Supplied entries Block Start

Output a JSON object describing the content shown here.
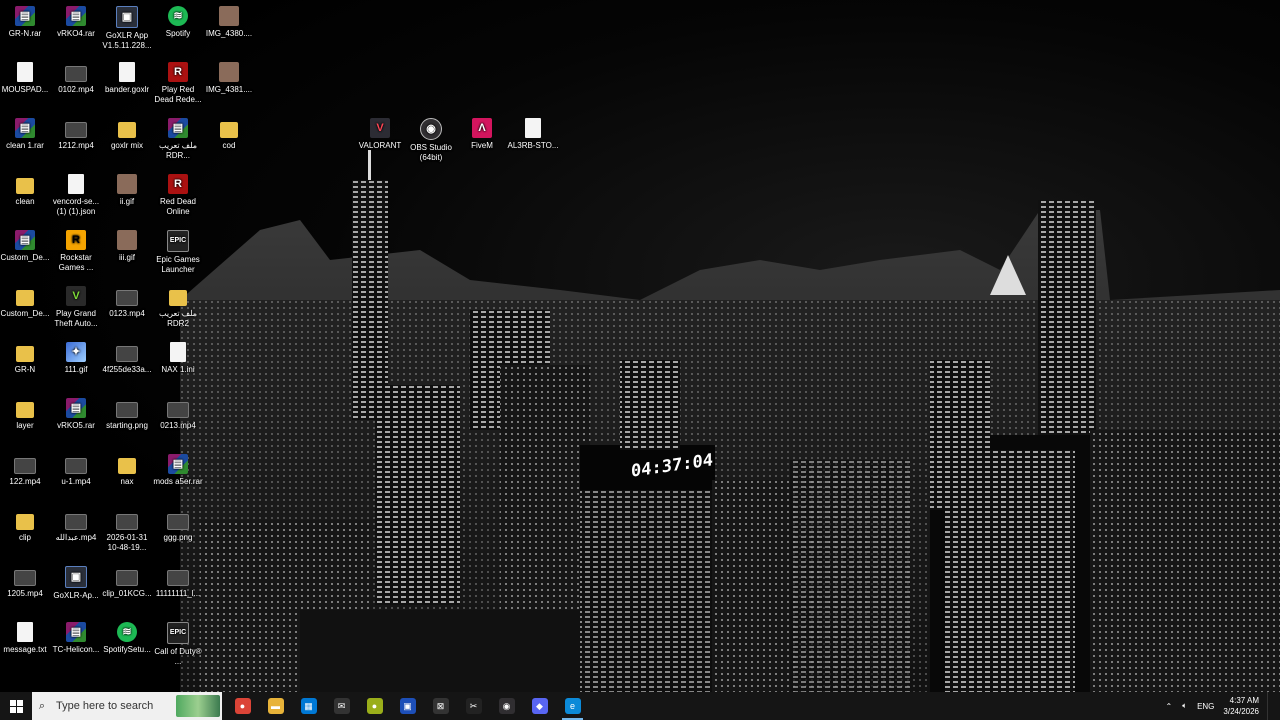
{
  "desktop": {
    "building_clock": "04:37:04",
    "icons": [
      {
        "label": "GR-N.rar",
        "type": "rar",
        "col": 0,
        "row": 0
      },
      {
        "label": "vRKO4.rar",
        "type": "rar",
        "col": 1,
        "row": 0
      },
      {
        "label": "GoXLR App V1.5.11.228...",
        "type": "app",
        "col": 2,
        "row": 0
      },
      {
        "label": "Spotify",
        "type": "spotify",
        "col": 3,
        "row": 0
      },
      {
        "label": "IMG_4380....",
        "type": "img-thumb",
        "col": 4,
        "row": 0
      },
      {
        "label": "MOUSPAD...",
        "type": "doc",
        "col": 0,
        "row": 1
      },
      {
        "label": "0102.mp4",
        "type": "vid",
        "col": 1,
        "row": 1
      },
      {
        "label": "bander.goxlr",
        "type": "doc",
        "col": 2,
        "row": 1
      },
      {
        "label": "Play Red Dead Rede...",
        "type": "red",
        "col": 3,
        "row": 1
      },
      {
        "label": "IMG_4381....",
        "type": "img-thumb",
        "col": 4,
        "row": 1
      },
      {
        "label": "clean 1.rar",
        "type": "rar",
        "col": 0,
        "row": 2
      },
      {
        "label": "1212.mp4",
        "type": "vid",
        "col": 1,
        "row": 2
      },
      {
        "label": "goxlr mix",
        "type": "folder",
        "col": 2,
        "row": 2
      },
      {
        "label": "ملف تعريب RDR...",
        "type": "rar",
        "col": 3,
        "row": 2
      },
      {
        "label": "cod",
        "type": "folder",
        "col": 4,
        "row": 2
      },
      {
        "label": "clean",
        "type": "folder",
        "col": 0,
        "row": 3
      },
      {
        "label": "vencord-se... (1) (1).json",
        "type": "doc",
        "col": 1,
        "row": 3
      },
      {
        "label": "ii.gif",
        "type": "img-thumb",
        "col": 2,
        "row": 3
      },
      {
        "label": "Red Dead Online",
        "type": "red",
        "col": 3,
        "row": 3
      },
      {
        "label": "Custom_De...",
        "type": "rar",
        "col": 0,
        "row": 4
      },
      {
        "label": "Rockstar Games ...",
        "type": "rs",
        "col": 1,
        "row": 4
      },
      {
        "label": "iii.gif",
        "type": "img-thumb",
        "col": 2,
        "row": 4
      },
      {
        "label": "Epic Games Launcher",
        "type": "epic",
        "col": 3,
        "row": 4
      },
      {
        "label": "Custom_De...",
        "type": "folder",
        "col": 0,
        "row": 5
      },
      {
        "label": "Play Grand Theft Auto...",
        "type": "gta",
        "col": 1,
        "row": 5
      },
      {
        "label": "0123.mp4",
        "type": "vid",
        "col": 2,
        "row": 5
      },
      {
        "label": "ملف تعريب RDR2",
        "type": "folder",
        "col": 3,
        "row": 5
      },
      {
        "label": "GR-N",
        "type": "folder",
        "col": 0,
        "row": 6
      },
      {
        "label": "111.gif",
        "type": "gif",
        "col": 1,
        "row": 6
      },
      {
        "label": "4f255de33a...",
        "type": "vid",
        "col": 2,
        "row": 6
      },
      {
        "label": "NAX 1.ini",
        "type": "doc",
        "col": 3,
        "row": 6
      },
      {
        "label": "layer",
        "type": "folder",
        "col": 0,
        "row": 7
      },
      {
        "label": "vRKO5.rar",
        "type": "rar",
        "col": 1,
        "row": 7
      },
      {
        "label": "starting.png",
        "type": "vid",
        "col": 2,
        "row": 7
      },
      {
        "label": "0213.mp4",
        "type": "vid",
        "col": 3,
        "row": 7
      },
      {
        "label": "122.mp4",
        "type": "vid",
        "col": 0,
        "row": 8
      },
      {
        "label": "u-1.mp4",
        "type": "vid",
        "col": 1,
        "row": 8
      },
      {
        "label": "nax",
        "type": "folder",
        "col": 2,
        "row": 8
      },
      {
        "label": "mods a5er.rar",
        "type": "rar",
        "col": 3,
        "row": 8
      },
      {
        "label": "clip",
        "type": "folder",
        "col": 0,
        "row": 9
      },
      {
        "label": "عبدالله.mp4",
        "type": "vid",
        "col": 1,
        "row": 9
      },
      {
        "label": "2026-01-31 10-48-19...",
        "type": "vid",
        "col": 2,
        "row": 9
      },
      {
        "label": "ggg.png",
        "type": "vid",
        "col": 3,
        "row": 9
      },
      {
        "label": "1205.mp4",
        "type": "vid",
        "col": 0,
        "row": 10
      },
      {
        "label": "GoXLR-Ap...",
        "type": "app",
        "col": 1,
        "row": 10
      },
      {
        "label": "clip_01KCG...",
        "type": "vid",
        "col": 2,
        "row": 10
      },
      {
        "label": "11111111_l...",
        "type": "vid",
        "col": 3,
        "row": 10
      },
      {
        "label": "message.txt",
        "type": "doc",
        "col": 0,
        "row": 11
      },
      {
        "label": "TC-Helicon...",
        "type": "rar",
        "col": 1,
        "row": 11
      },
      {
        "label": "SpotifySetu...",
        "type": "spotify",
        "col": 2,
        "row": 11
      },
      {
        "label": "Call of Duty® ...",
        "type": "epic",
        "col": 3,
        "row": 11
      }
    ],
    "floating_icons": [
      {
        "label": "VALORANT",
        "type": "val",
        "glyph": "V"
      },
      {
        "label": "OBS Studio (64bit)",
        "type": "obs",
        "glyph": "◉"
      },
      {
        "label": "FiveM",
        "type": "fivem",
        "glyph": "Λ"
      },
      {
        "label": "AL3RB-STO...",
        "type": "doc",
        "glyph": ""
      }
    ]
  },
  "taskbar": {
    "search_placeholder": "Type here to search",
    "apps": [
      {
        "name": "chrome",
        "color": "#db4437",
        "glyph": "●"
      },
      {
        "name": "file-explorer",
        "color": "#e8b339",
        "glyph": "▬"
      },
      {
        "name": "microsoft-store",
        "color": "#0078d4",
        "glyph": "▦"
      },
      {
        "name": "mail",
        "color": "#333",
        "glyph": "✉"
      },
      {
        "name": "app-green",
        "color": "#9aae1a",
        "glyph": "●"
      },
      {
        "name": "app-blue",
        "color": "#1d4fb8",
        "glyph": "▣"
      },
      {
        "name": "xbox",
        "color": "#333",
        "glyph": "⊠"
      },
      {
        "name": "capcut",
        "color": "#222",
        "glyph": "✂"
      },
      {
        "name": "obs",
        "color": "#302e31",
        "glyph": "◉"
      },
      {
        "name": "discord",
        "color": "#5865f2",
        "glyph": "◆"
      },
      {
        "name": "edge",
        "color": "#0c8ad8",
        "glyph": "e"
      }
    ],
    "language": "ENG",
    "time": "4:37 AM",
    "date": "3/24/2026"
  }
}
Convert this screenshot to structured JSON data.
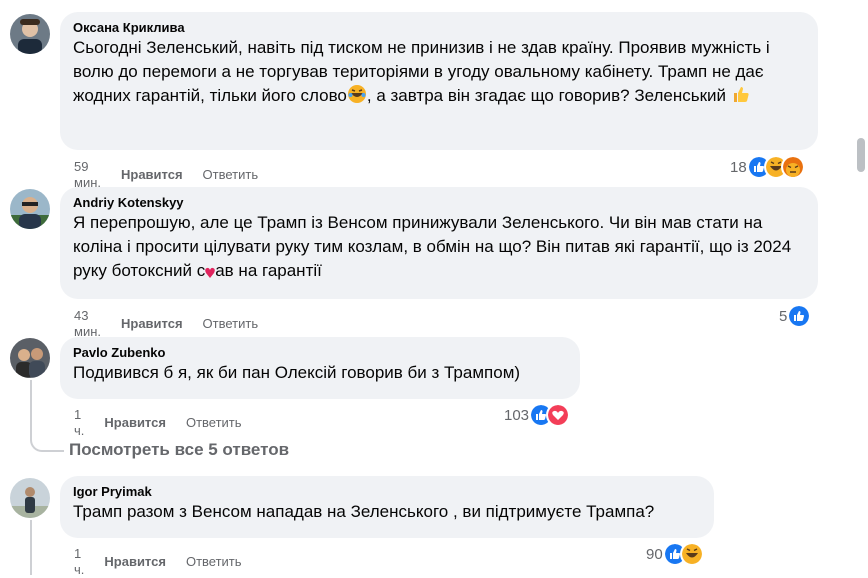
{
  "comments": [
    {
      "author": "Оксана Криклива",
      "text": "Сьогодні Зеленський, навіть під тиском не принизив і не здав країну. Проявив мужність і волю до перемоги а не торгував територіями в угоду овальному кабінету. Трамп не дає жодних гарантій, тільки його слово",
      "text_tail": ", а завтра він згадає що говорив? Зеленський ",
      "time": "59 мин.",
      "like": "Нравится",
      "reply": "Ответить",
      "reaction_count": "18",
      "reactions": [
        "like-icon",
        "haha-icon",
        "angry-icon"
      ]
    },
    {
      "author": "Andriy Kotenskyy",
      "text_a": "Я перепрошую, але це Трамп із Венсом принижували Зеленського. Чи він мав стати на коліна і просити цілувати руку тим козлам, в обмін на що? Він питав які гарантії, що із 2024 руку ботоксний с",
      "text_b": "ав на гарантії",
      "time": "43 мин.",
      "like": "Нравится",
      "reply": "Ответить",
      "reaction_count": "5",
      "reactions": [
        "like-icon"
      ]
    },
    {
      "author": "Pavlo Zubenko",
      "text": "Подивився б я, як би пан Олексій говорив би з Трампом)",
      "time": "1 ч.",
      "like": "Нравится",
      "reply": "Ответить",
      "reaction_count": "103",
      "reactions": [
        "like-icon",
        "love-icon"
      ]
    },
    {
      "author": "Igor Pryimak",
      "text": "Трамп разом з Венсом нападав на Зеленського , ви підтримуєте Трампа?",
      "time": "1 ч.",
      "like": "Нравится",
      "reply": "Ответить",
      "reaction_count": "90",
      "reactions": [
        "like-icon",
        "haha-icon"
      ]
    }
  ],
  "view_replies": "Посмотреть все 5 ответов",
  "colors": {
    "bubble": "#f0f2f5",
    "secondary_text": "#65676b",
    "like_blue": "#1877f2",
    "love_red": "#f33e58",
    "haha_yellow": "#f7b125"
  }
}
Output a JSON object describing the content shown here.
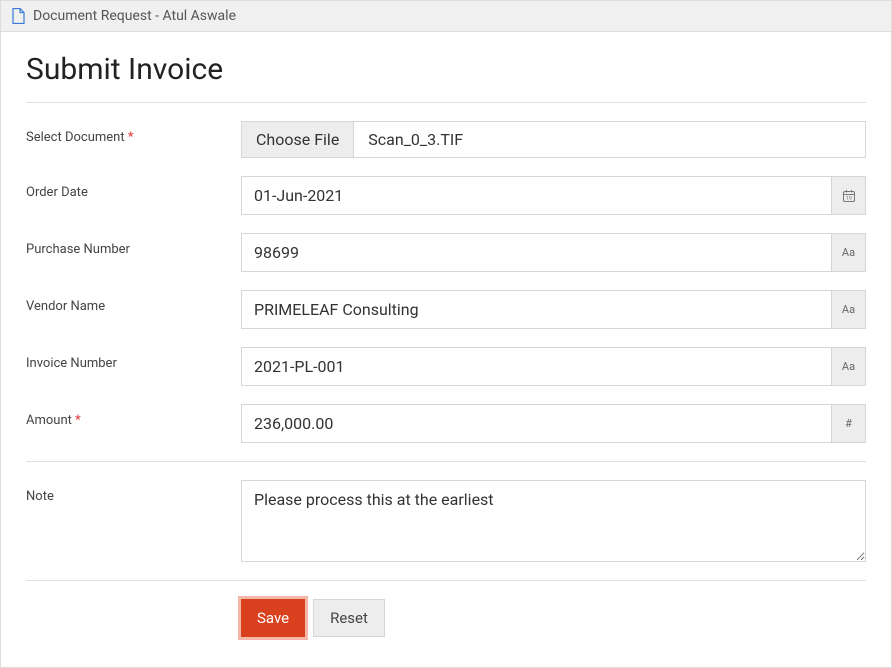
{
  "header": {
    "title": "Document Request - Atul Aswale"
  },
  "page": {
    "title": "Submit Invoice"
  },
  "form": {
    "select_document": {
      "label": "Select Document",
      "required_marker": "*",
      "choose_label": "Choose File",
      "filename": "Scan_0_3.TIF"
    },
    "order_date": {
      "label": "Order Date",
      "value": "01-Jun-2021"
    },
    "purchase_number": {
      "label": "Purchase Number",
      "value": "98699",
      "addon": "Aa"
    },
    "vendor_name": {
      "label": "Vendor Name",
      "value": "PRIMELEAF Consulting",
      "addon": "Aa"
    },
    "invoice_number": {
      "label": "Invoice Number",
      "value": "2021-PL-001",
      "addon": "Aa"
    },
    "amount": {
      "label": "Amount",
      "required_marker": "*",
      "value": "236,000.00",
      "addon": "#"
    },
    "note": {
      "label": "Note",
      "value": "Please process this at the earliest"
    }
  },
  "buttons": {
    "save": "Save",
    "reset": "Reset"
  }
}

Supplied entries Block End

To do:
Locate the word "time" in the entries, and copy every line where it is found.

Answer area:
    "time": "4:37 AM",
      "time": "59 мин.",
      "time": "43 мин.",
      "time": "1 ч.",
      "time": "1 ч.",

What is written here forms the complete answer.